- Bazelon, Emily. "Was Phoebe Prince Once a Bully? "Did her school in Ireland turn a blind eye to early warnings of her troubles?" Slate. Aug. 17, 2010.http://www.slate.com/id/2263470
- Bazelon, Emily. "What Really Happened to Phoebe Prince?: The Untold Story of Her Suicide and the Role of the Kids Who Have Been Criminally Charged for It." Slate. July 20, 2010.http://www.slate.com/id/2260952/entry/2260953/
- Cyberbullying Research Center. (Aug. 26, 2010)http://www.cyberbullying.us/index.php

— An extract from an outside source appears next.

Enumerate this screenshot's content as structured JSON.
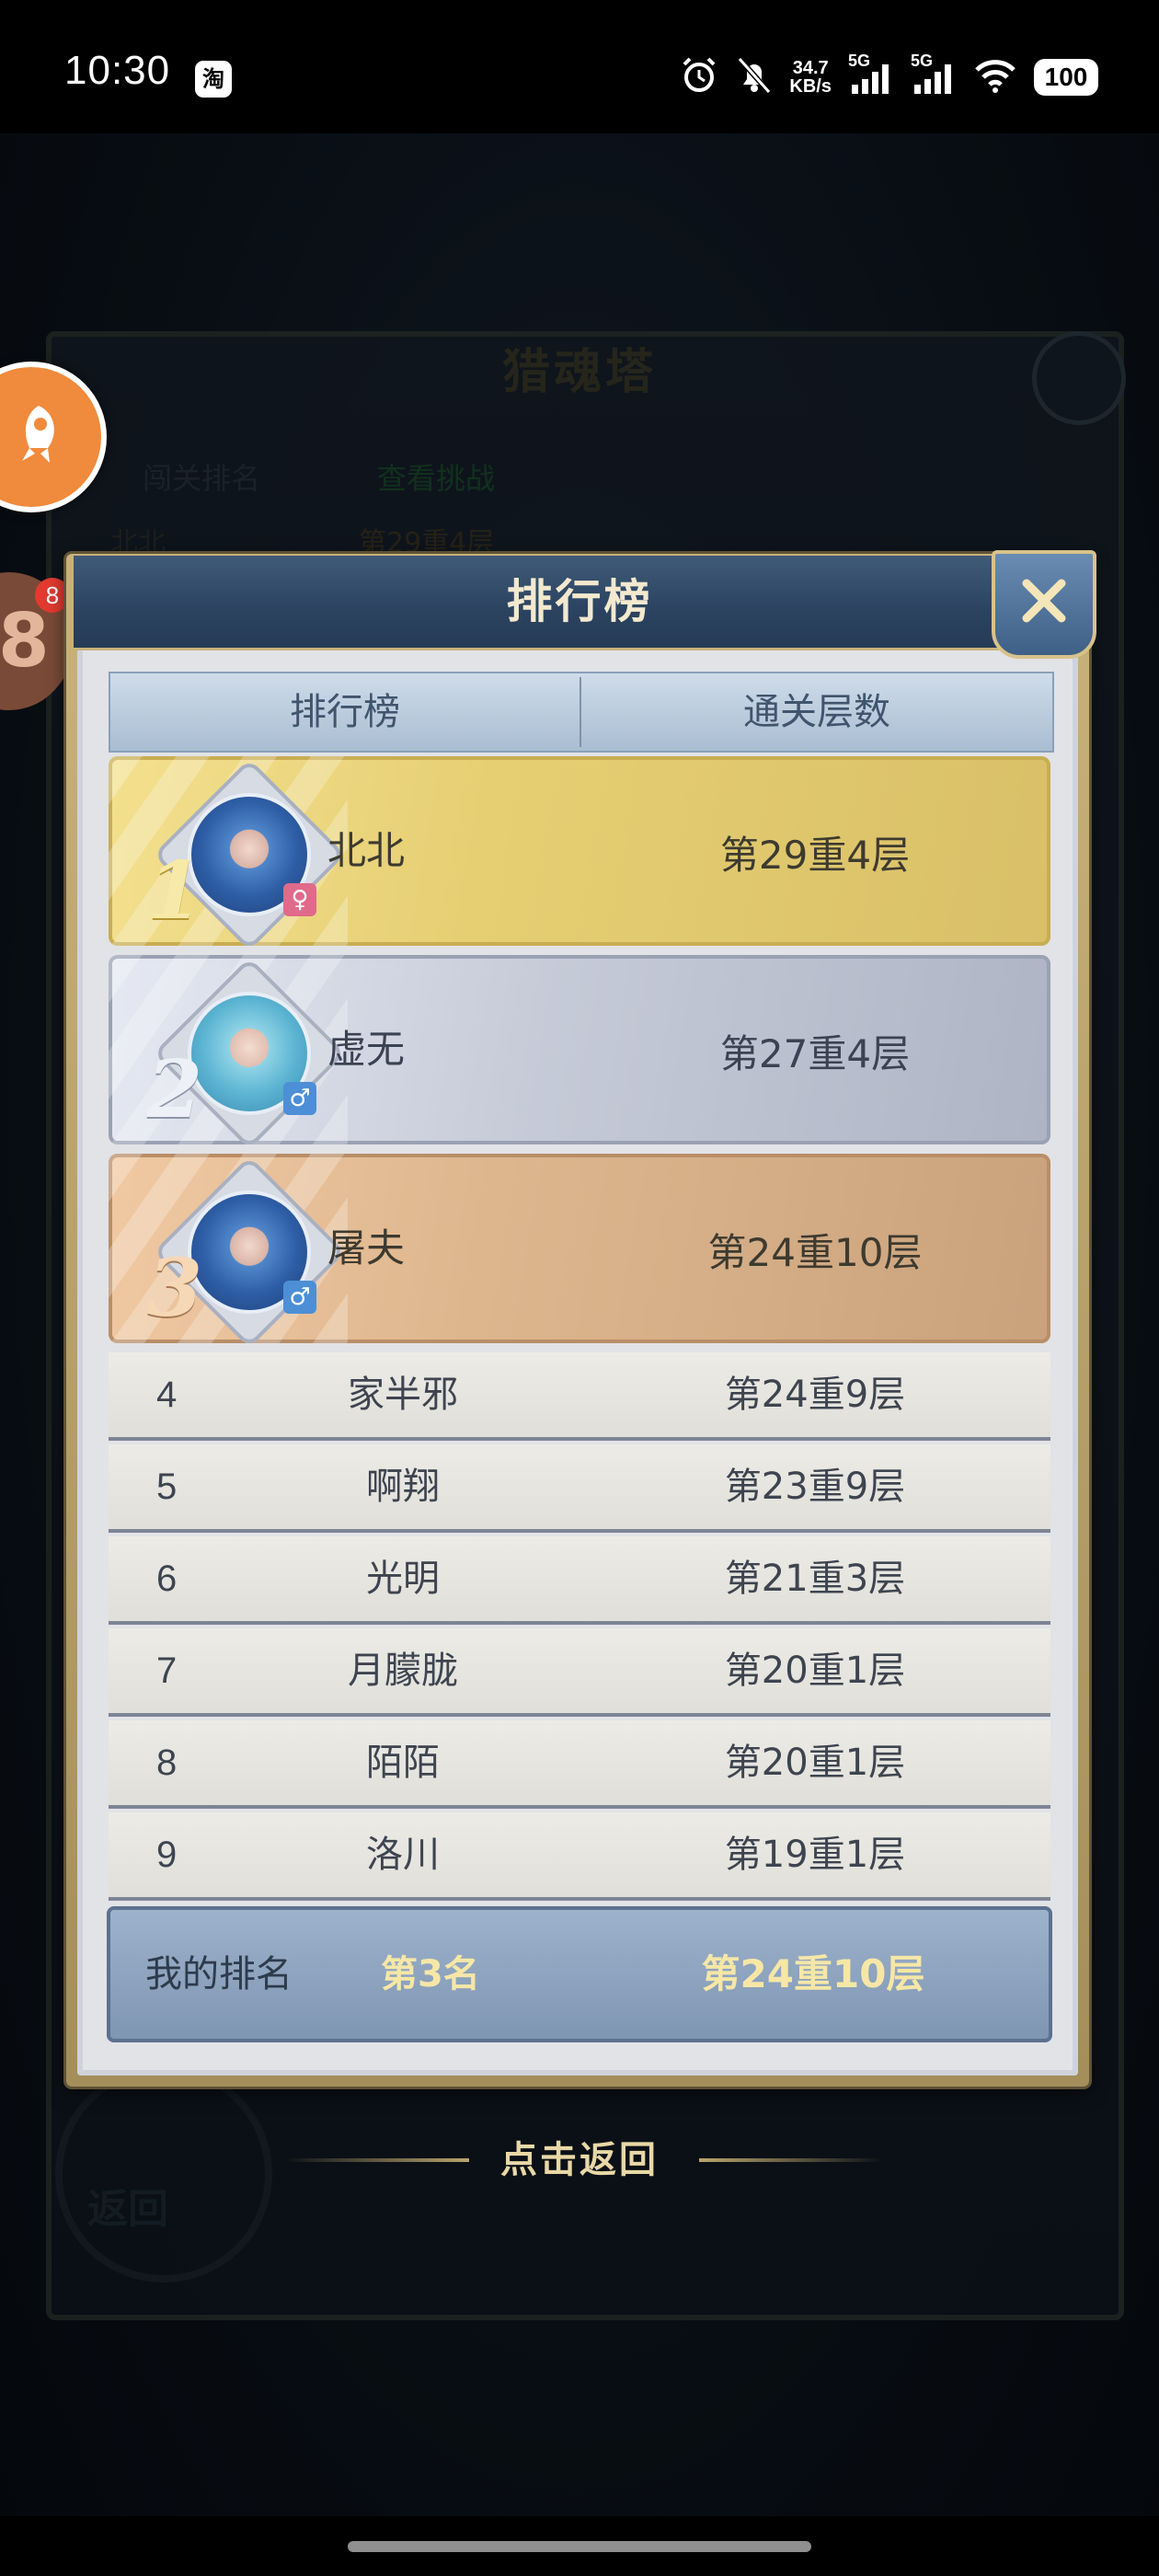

- Kealan, Oliver. "Phoebe Prince "Suicide by Bullying: Teen's Death Angers Town Asking Why Bullies Roam the Halls." CBS News. Feb. 5, 2010. (Aug. 27, 2010)http://www.cbsnews.com/8301-504083_162-6173960-504083.html
- Matheny, Keith. "Schools Tackle Teacher on Teacher Bullying." USA Today. April 7, 2010. (July 12, 2010) http://www.usatoday.com/news/education/2010-04-06-teacher-bullying_N.htm
- Pacer Center. "Your Three-Step Plan to Stopping Bullying." (Aug. 25, 2010) http://www.pacer.org/publications/bullypdf/BP-12.pdf
- Parker-Pope, Tara. "When the Bully Sits in the Next Cubicle." New York Times. March, 25, 2008. (July 11, 2020) http://www.nytimes.com/2008/03/25/health/25well.html?
- Stop Bullying Now! (Aug. 27, 2010)http://www.stopbullyingnow.com/index.html
- Telephone interview with Robin Arnold. Aug. 20, 2010.
- United States Secret Service and United States Department of Education. "The Final Report and Findings of the Safe School Initiative: Implications for the Prevention of School Attacks in the United States." May 2002.http://web.archive.org/web/20080709174034/http://www.treas.gov/usss/ntac/ssi_final_report.pdf